» **Problem**
Count the lines containing "病人账户余额为负数" in the entries underneath, and state that count without anything else.

» **Page and application data records**
======
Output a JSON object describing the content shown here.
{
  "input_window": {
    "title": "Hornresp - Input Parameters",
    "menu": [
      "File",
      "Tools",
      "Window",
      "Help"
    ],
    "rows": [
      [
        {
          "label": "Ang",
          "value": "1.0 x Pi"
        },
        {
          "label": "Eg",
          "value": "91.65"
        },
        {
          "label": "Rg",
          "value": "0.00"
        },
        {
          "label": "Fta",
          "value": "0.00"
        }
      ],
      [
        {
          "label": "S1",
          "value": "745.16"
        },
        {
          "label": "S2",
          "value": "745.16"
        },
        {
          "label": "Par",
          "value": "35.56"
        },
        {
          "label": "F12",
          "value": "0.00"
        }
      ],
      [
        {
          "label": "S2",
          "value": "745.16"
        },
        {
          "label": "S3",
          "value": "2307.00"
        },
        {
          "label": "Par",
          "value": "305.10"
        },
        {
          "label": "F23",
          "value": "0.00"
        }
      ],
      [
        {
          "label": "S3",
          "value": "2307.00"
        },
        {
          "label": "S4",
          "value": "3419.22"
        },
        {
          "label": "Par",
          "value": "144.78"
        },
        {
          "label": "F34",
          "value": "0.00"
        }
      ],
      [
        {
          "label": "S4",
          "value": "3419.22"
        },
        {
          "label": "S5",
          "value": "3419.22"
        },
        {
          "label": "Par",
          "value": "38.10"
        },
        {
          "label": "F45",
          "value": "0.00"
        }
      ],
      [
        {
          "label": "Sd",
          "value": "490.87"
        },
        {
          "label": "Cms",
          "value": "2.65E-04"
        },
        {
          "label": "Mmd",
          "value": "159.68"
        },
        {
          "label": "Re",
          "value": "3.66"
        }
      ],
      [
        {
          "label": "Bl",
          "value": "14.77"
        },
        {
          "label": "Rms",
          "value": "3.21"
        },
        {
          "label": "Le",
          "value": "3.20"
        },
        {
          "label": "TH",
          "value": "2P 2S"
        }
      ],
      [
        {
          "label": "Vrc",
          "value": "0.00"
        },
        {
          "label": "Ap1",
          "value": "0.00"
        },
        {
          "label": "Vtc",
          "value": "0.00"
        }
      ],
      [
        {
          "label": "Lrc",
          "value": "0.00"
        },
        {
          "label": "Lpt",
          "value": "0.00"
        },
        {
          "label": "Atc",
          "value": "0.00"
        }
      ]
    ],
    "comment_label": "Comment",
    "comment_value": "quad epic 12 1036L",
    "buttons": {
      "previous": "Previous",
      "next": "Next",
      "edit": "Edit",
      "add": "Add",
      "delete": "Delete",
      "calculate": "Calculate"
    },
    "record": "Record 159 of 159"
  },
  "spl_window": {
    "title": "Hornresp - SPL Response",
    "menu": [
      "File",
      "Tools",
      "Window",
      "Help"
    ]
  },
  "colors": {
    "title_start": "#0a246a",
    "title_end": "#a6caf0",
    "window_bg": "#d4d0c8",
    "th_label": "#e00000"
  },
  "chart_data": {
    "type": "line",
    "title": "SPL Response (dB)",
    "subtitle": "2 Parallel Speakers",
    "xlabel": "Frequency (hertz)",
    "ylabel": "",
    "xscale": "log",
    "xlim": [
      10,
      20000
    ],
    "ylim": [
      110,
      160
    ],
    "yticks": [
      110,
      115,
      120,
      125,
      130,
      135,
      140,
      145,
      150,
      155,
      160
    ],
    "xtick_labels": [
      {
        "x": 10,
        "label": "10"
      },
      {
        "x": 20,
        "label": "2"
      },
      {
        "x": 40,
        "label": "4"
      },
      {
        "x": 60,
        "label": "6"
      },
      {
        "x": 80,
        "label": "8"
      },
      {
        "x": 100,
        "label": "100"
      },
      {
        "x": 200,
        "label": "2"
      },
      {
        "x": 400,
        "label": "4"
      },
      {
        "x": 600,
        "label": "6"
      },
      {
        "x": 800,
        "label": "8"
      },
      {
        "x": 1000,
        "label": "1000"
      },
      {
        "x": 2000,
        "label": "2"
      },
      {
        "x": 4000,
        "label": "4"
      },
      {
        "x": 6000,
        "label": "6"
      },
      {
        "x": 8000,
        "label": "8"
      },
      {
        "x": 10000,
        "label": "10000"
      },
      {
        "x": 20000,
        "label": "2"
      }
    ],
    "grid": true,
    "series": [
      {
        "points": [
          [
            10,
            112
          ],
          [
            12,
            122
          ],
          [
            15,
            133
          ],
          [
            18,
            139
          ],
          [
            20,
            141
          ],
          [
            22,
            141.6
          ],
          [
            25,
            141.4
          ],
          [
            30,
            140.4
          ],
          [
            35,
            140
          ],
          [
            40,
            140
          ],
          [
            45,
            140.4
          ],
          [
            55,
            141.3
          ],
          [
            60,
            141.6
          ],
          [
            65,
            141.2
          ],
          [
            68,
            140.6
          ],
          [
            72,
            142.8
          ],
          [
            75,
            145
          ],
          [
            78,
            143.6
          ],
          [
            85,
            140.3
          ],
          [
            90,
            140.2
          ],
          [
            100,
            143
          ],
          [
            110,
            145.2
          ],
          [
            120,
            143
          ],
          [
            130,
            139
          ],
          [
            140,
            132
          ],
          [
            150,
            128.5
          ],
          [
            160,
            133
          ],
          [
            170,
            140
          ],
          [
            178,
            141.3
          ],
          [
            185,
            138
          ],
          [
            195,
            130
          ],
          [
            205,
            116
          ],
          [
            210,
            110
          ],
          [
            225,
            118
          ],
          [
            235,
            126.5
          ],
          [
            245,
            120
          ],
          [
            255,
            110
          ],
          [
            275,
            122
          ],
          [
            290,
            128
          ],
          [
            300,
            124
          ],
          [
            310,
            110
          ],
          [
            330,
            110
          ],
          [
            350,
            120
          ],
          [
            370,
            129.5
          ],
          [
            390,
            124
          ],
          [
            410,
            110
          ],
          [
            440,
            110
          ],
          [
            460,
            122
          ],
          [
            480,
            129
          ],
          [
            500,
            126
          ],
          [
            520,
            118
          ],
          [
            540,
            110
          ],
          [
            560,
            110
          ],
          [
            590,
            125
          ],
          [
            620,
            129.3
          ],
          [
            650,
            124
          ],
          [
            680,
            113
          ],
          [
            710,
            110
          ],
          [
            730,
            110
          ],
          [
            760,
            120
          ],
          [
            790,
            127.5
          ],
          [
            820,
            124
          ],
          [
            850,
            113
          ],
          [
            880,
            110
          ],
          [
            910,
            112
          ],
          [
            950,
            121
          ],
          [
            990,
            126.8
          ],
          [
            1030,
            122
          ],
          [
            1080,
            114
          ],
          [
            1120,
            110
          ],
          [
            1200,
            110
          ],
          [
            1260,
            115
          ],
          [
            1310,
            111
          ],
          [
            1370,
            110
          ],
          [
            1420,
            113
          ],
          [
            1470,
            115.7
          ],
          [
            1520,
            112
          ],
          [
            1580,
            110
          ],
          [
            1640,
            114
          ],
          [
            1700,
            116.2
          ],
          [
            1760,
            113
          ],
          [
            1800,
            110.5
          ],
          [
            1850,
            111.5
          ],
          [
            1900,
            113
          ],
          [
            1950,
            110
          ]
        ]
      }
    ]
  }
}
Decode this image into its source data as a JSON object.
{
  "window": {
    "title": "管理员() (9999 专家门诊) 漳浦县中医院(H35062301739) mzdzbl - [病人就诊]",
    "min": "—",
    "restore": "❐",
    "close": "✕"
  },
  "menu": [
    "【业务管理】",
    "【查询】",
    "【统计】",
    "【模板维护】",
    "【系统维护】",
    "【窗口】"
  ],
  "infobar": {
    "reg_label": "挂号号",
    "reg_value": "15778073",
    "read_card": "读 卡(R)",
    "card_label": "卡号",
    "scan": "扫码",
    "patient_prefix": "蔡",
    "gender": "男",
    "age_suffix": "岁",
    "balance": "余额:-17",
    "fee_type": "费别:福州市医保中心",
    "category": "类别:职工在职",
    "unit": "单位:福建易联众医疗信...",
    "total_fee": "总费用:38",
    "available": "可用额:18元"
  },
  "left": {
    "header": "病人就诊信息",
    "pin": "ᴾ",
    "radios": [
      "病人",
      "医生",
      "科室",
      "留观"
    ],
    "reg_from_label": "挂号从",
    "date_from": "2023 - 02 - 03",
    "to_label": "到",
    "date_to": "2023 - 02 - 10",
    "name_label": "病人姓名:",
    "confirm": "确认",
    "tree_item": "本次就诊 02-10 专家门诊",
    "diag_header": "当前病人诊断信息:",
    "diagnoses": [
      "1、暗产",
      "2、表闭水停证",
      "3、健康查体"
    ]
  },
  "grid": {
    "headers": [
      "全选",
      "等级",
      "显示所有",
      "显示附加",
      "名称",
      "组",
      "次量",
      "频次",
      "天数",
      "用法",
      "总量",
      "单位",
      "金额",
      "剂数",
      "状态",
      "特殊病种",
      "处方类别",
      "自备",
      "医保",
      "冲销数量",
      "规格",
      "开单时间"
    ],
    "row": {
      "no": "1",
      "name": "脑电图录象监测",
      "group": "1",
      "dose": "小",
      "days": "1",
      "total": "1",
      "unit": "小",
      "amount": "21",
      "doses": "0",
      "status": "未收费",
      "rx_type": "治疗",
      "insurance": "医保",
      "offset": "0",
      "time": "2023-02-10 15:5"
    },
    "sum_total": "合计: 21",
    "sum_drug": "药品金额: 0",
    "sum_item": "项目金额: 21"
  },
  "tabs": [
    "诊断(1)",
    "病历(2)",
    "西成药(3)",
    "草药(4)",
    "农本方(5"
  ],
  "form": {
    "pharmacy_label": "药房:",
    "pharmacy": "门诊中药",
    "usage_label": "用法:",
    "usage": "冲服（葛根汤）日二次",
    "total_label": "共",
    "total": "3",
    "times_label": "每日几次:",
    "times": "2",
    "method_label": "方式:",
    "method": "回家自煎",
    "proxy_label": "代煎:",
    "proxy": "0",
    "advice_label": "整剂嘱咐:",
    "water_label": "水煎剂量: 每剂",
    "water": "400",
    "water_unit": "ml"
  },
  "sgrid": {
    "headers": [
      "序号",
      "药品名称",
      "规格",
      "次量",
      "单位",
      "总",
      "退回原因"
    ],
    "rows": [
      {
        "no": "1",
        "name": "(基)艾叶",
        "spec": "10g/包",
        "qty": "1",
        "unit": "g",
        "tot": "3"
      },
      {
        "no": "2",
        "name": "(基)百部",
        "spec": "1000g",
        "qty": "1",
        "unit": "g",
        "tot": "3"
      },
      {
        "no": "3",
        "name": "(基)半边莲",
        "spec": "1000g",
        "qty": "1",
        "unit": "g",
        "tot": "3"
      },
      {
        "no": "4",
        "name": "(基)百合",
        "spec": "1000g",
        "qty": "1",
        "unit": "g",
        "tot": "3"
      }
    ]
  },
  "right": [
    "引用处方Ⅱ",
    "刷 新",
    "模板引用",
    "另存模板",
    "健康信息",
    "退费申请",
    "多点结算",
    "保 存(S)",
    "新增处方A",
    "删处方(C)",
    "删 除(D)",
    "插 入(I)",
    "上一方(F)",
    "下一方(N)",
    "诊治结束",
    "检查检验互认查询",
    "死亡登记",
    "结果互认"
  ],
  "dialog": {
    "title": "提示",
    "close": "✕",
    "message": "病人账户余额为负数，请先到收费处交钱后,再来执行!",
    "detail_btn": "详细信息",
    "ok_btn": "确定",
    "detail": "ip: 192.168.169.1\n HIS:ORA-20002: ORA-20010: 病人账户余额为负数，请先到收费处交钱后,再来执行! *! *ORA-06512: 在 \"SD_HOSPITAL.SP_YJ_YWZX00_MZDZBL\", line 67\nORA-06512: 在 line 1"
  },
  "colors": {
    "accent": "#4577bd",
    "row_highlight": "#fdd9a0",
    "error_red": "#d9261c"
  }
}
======
» **Solution below**
2